Q> In what way does Washington, D.C., form a meaningful backdrop for the novel? How do class hierarchies affect the plot? What observations does Tucker make about suburban versus commercial aspects of his community? Q> Are money and sex equally powerful in Breaking Her Fall? In what way do finances influence Tucker's power struggle with Kat's mother? Q> In your opinion, what motivated Kat's actions at the party? Who appears to be ultimately responsible for what happened? How would you have responded to the late-night call from John Fogarty? Q> How does Kat's heartache compare to that of the adults in her world? Are her coping skills much different from theirs? Does Kat mirror or defy her parents' example? Q> How would you characterize Lily's marriage? Why is Tucker more attracted to her than to Christine? Q> Is Tucker's relationship with Kat typical of most fathers and daughters? Does Tucker use a different approach in raising his son? Does Lily's parenting style reflect gender distinctions in a child's upbringing, or are these distinctions shaped more by environment? Q> Discuss the concept of injury and harm as portrayed in this novel. What (or who) are the truly harmful forces in the characters' lives? Do you consider Kat to be a victim of rape? What is the best way to ensure the sense of security Tucker craves? Q> How do the novel's characters define justice and morality? What seems to drive their sense of ethics? Q> When Tucker went to Jed's house, was he trying to rescue his daughter or control her (or both)? Will he ever be comfortable with the notion of his daughter's sexuality? Q> Why might the author have chosen oral sex as the basis for Kat's upheaval rather than another form of sexual behavior? Do you define it as "real" sex? Q> What is the significance of Lily's father in Breaking Her Fall?
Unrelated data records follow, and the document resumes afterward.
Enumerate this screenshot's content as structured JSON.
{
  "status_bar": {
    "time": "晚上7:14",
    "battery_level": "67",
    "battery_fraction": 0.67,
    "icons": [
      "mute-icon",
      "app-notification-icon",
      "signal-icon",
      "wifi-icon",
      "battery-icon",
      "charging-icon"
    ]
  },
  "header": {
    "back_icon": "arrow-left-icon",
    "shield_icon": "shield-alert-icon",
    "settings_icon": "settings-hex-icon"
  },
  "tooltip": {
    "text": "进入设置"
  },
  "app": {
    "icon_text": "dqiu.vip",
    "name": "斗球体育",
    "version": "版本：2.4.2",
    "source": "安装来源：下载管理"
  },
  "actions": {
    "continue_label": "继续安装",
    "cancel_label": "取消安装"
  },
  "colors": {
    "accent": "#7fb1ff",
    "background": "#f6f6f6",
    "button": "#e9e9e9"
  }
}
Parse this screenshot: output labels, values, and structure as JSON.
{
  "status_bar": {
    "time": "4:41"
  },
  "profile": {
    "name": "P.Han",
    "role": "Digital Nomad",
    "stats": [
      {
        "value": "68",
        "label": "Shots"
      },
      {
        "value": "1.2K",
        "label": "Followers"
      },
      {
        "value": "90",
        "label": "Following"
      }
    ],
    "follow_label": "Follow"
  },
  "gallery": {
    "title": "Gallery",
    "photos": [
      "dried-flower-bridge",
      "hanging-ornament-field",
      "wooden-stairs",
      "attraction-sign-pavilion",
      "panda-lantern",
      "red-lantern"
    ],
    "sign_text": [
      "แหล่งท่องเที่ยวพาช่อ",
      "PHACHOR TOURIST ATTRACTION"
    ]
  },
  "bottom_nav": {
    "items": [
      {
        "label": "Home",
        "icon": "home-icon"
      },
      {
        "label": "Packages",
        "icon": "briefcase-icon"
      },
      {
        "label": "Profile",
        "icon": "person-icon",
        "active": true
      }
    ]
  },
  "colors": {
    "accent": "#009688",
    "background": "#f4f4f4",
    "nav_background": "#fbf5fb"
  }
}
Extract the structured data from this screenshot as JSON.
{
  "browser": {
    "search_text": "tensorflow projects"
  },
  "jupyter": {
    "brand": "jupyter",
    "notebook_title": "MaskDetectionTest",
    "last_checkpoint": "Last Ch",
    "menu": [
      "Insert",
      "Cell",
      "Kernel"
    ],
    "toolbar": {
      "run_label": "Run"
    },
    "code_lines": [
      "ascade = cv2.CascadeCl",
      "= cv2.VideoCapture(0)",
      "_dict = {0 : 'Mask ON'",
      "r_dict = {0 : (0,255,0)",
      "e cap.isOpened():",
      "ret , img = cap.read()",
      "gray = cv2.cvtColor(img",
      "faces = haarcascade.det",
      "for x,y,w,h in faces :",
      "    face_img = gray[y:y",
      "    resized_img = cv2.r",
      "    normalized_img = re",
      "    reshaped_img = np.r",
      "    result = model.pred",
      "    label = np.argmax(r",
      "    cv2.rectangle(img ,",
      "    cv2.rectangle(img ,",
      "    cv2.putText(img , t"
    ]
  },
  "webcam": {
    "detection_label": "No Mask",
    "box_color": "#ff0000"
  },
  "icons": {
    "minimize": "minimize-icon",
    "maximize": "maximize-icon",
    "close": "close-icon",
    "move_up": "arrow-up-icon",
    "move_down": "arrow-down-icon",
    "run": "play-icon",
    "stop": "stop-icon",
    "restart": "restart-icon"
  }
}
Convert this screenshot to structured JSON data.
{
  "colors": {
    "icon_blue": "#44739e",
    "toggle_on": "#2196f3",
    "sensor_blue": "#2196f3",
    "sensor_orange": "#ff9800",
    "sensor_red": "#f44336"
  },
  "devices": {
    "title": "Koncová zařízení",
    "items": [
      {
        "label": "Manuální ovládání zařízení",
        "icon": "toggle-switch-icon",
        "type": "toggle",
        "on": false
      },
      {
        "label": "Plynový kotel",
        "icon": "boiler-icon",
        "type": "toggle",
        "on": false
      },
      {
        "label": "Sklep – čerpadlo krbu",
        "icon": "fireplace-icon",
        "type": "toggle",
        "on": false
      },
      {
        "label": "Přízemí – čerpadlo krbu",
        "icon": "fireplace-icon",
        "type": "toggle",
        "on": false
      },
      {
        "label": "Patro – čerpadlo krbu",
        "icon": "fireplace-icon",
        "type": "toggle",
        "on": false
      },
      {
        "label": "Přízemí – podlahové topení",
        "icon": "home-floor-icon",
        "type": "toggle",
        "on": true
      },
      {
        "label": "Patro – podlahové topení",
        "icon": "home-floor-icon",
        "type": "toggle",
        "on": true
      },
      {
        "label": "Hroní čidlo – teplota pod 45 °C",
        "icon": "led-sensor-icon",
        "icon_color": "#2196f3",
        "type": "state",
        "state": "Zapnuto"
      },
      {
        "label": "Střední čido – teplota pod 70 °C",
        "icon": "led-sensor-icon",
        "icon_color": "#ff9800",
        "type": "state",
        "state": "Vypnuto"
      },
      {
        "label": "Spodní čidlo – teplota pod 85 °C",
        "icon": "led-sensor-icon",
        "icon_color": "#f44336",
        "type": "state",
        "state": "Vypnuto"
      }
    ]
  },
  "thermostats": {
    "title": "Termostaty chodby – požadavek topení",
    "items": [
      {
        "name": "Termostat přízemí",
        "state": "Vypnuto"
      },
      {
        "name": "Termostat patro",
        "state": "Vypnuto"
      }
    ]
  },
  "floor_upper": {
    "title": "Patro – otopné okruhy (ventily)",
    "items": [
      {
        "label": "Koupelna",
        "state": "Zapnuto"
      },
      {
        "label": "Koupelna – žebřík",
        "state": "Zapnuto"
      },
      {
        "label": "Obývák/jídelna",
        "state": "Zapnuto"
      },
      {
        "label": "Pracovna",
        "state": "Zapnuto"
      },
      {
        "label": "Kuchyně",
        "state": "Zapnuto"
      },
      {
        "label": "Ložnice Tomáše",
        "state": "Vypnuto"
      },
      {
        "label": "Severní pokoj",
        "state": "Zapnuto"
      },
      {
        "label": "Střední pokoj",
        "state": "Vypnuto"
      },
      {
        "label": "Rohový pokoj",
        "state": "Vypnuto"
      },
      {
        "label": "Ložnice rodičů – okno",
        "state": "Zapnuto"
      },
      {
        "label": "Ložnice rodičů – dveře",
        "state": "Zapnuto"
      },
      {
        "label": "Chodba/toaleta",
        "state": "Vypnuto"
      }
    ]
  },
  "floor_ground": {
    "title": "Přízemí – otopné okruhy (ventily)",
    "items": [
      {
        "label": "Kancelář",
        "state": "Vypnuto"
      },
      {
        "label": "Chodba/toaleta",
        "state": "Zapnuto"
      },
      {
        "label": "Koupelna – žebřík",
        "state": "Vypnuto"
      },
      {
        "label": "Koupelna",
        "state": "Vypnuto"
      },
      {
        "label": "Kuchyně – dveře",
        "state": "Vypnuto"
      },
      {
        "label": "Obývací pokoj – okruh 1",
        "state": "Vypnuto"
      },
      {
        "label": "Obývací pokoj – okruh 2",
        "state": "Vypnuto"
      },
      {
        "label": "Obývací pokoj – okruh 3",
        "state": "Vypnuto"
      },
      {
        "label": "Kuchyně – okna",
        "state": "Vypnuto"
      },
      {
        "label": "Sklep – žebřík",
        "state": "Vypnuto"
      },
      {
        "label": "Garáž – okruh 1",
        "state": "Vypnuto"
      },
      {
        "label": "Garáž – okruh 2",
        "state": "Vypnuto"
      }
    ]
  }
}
Did he impart any of the same attitudes to Lily that Tucker tries to evoke in Kat? Does Tucker's relationship to his own parents, particularly his mother, offer any insight into the generation by which he and Lily were raised? Q> Do you perceive Jed as a villain or a victim? Do you predict any transformation in his father's personality after this incident? Would Jed and Abby have been successful parents? Q> How does that one night (along with its resolution) encapsulate Kat's life with Tucker? Q> How have attitudes toward dating and sex changed since you were Kat's age? Why is fourteen a particularly charged age for girls? Q> In what way does Kat break her father's fall?
Copyright © 2004 Harcourt, Inc.